As Stuart Rose approaches his first anniversary at M&S, the retailer has failed to demonstrate a turnaround that will raise its share price above the£4.00 a share. That was the price potentially offered by Philip Green for the chain that propelled Rose to the role he now fills. M&S delivered a profit warning to the City in January, when it said it expected to make£25 million less profit before tax ?this year? than analysts expectations at the time.
Shore Capital general retail analyst John Stevenson said that since Rose outlined his original game plan, 'trading has yet to show signs of improvement and we see few catalysts to drive shares higher for now, with the prospect of further downgrades more likely given the current weakness in apparel markets.'
Stevenson conceded that M&S was going for volume sales as its primary goal for recovery and that the new apparel management team headed by Kate Bostock would not have an impact on M&S clothing sales until autumn/winter this year. Nevertheless, he thought that the retailer could see clothing sales disappoint, in line with the consumer slowdown being suffered by other big space apparel retailers.

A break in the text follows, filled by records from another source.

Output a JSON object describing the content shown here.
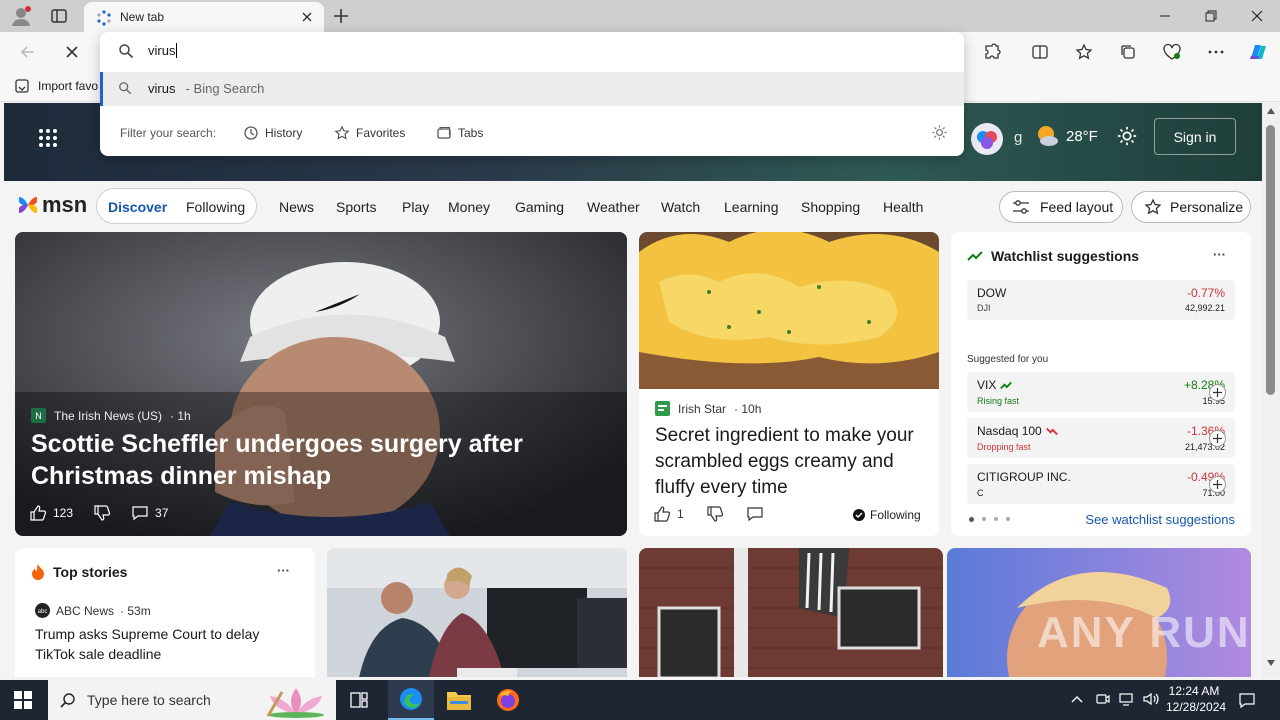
{
  "browser": {
    "tab_title": "New tab",
    "address_value": "virus",
    "favbar_item": "Import favo"
  },
  "omnibox": {
    "suggestion_term": "virus",
    "suggestion_source": " - Bing Search",
    "filter_label": "Filter your search:",
    "filters": [
      "History",
      "Favorites",
      "Tabs"
    ]
  },
  "weather": {
    "partial_text": "g",
    "temperature": "28°F"
  },
  "header": {
    "sign_in": "Sign in"
  },
  "msn": {
    "logo": "msn",
    "nav": [
      "Discover",
      "Following",
      "News",
      "Sports",
      "Play",
      "Money",
      "Gaming",
      "Weather",
      "Watch",
      "Learning",
      "Shopping",
      "Health"
    ],
    "feed_layout": "Feed layout",
    "personalize": "Personalize"
  },
  "hero": {
    "source": "The Irish News (US)",
    "time": "· 1h",
    "headline": "Scottie Scheffler undergoes surgery after Christmas dinner mishap",
    "likes": "123",
    "comments": "37"
  },
  "eggs_card": {
    "source": "Irish Star",
    "time": "· 10h",
    "headline": "Secret ingredient to make your scrambled eggs creamy and fluffy every time",
    "likes": "1",
    "following": "Following"
  },
  "watchlist": {
    "title": "Watchlist suggestions",
    "more": "···",
    "main": {
      "name": "DOW",
      "ticker": "DJI",
      "change": "-0.77%",
      "price": "42,992.21"
    },
    "suggested_label": "Suggested for you",
    "items": [
      {
        "name": "VIX",
        "status": "Rising fast",
        "change": "+8.28%",
        "price": "15.95"
      },
      {
        "name": "Nasdaq 100",
        "status": "Dropping fast",
        "change": "-1.36%",
        "price": "21,473.02"
      },
      {
        "name": "CITIGROUP INC.",
        "status": "C",
        "change": "-0.49%",
        "price": "71.00"
      }
    ],
    "see_more": "See watchlist suggestions"
  },
  "top_stories": {
    "title": "Top stories",
    "more": "···",
    "source": "ABC News",
    "time": "· 53m",
    "headline": "Trump asks Supreme Court to delay TikTok sale deadline"
  },
  "watermark": "ANY RUN",
  "taskbar": {
    "search_placeholder": "Type here to search",
    "time": "12:24 AM",
    "date": "12/28/2024"
  },
  "colors": {
    "accent": "#2264c4",
    "positive": "#107c10",
    "negative": "#d13438",
    "taskbar": "#1e2633"
  }
}
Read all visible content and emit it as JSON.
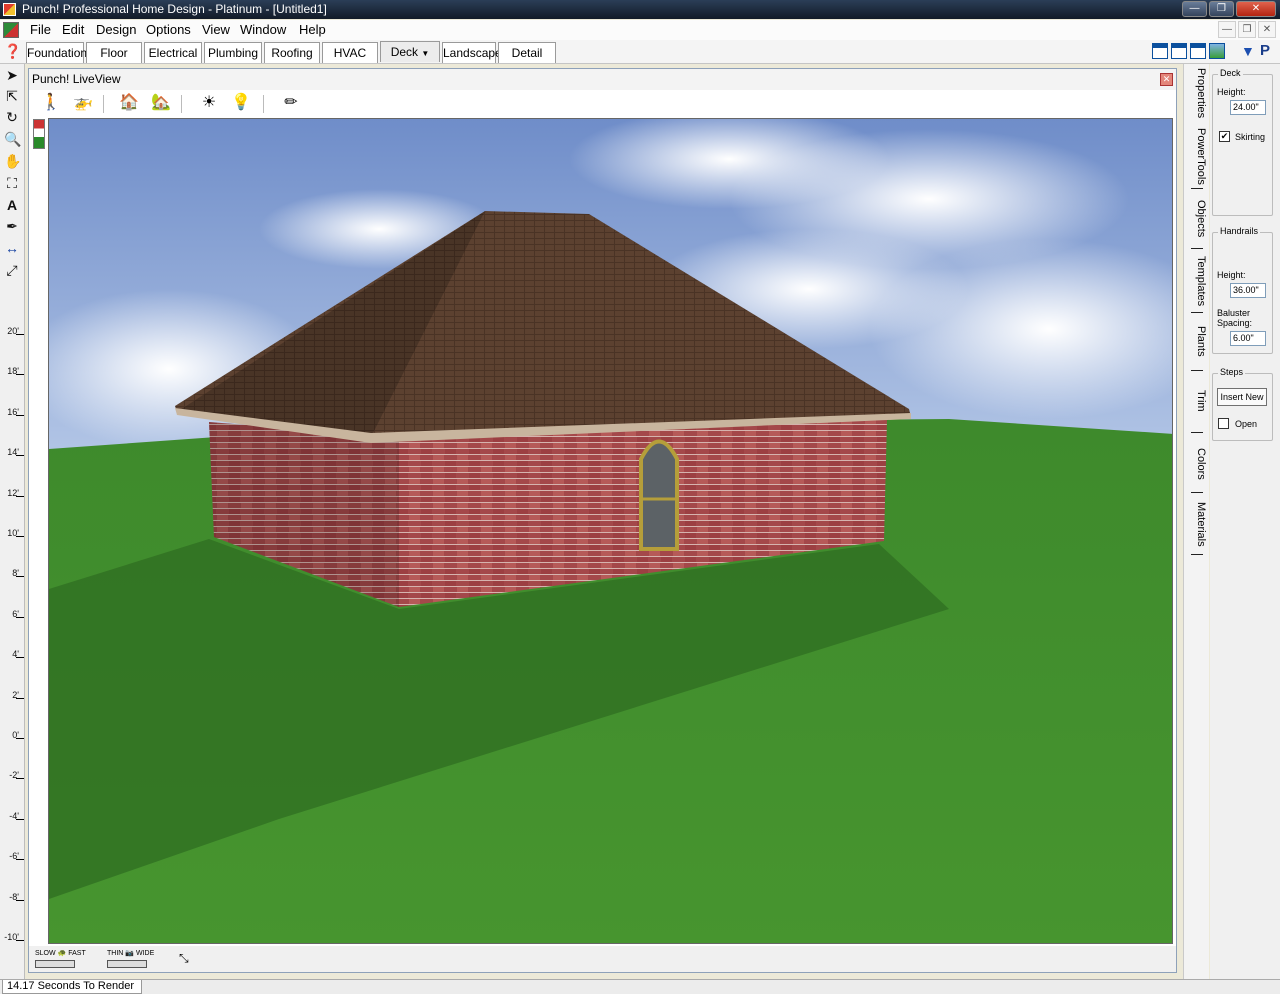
{
  "app": {
    "title": "Punch! Professional Home Design - Platinum - [Untitled1]"
  },
  "menu": [
    "File",
    "Edit",
    "Design",
    "Options",
    "View",
    "Window",
    "Help"
  ],
  "tabs": [
    "Foundation",
    "Floor",
    "Electrical",
    "Plumbing",
    "Roofing",
    "HVAC",
    "Deck",
    "Landscape",
    "Detail"
  ],
  "active_tab": "Deck",
  "liveview": {
    "title": "Punch! LiveView",
    "render_speed_slow": "SLOW",
    "render_speed_fast": "FAST",
    "line_thin": "THIN",
    "line_wide": "WIDE"
  },
  "ruler": [
    "20'",
    "18'",
    "16'",
    "14'",
    "12'",
    "10'",
    "8'",
    "6'",
    "4'",
    "2'",
    "0'",
    "-2'",
    "-4'",
    "-6'",
    "-8'",
    "-10'"
  ],
  "side_tabs": [
    "Properties",
    "PowerTools",
    "Objects",
    "Templates",
    "Plants",
    "Trim",
    "Colors",
    "Materials"
  ],
  "properties": {
    "deck": {
      "label": "Deck",
      "height_label": "Height:",
      "height": "24.00\"",
      "skirting_label": "Skirting",
      "skirting_checked": true
    },
    "handrails": {
      "label": "Handrails",
      "height_label": "Height:",
      "height": "36.00\"",
      "baluster_label_1": "Baluster",
      "baluster_label_2": "Spacing:",
      "baluster_spacing": "6.00\""
    },
    "steps": {
      "label": "Steps",
      "insert_button": "Insert New",
      "open_label": "Open",
      "open_checked": false
    }
  },
  "status": {
    "text": "14.17 Seconds To Render"
  },
  "colors": {
    "sky": "#7f9ccf",
    "grass": "#3f8a2a",
    "brick": "#a4484a",
    "roof": "#5a3f2e"
  }
}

'On a positive note,' he said. 'The food business showed signs of hope over the third quarter, although we still expect like-for-like sales to remain negative albeit continuing the improving trend shown in Q3.'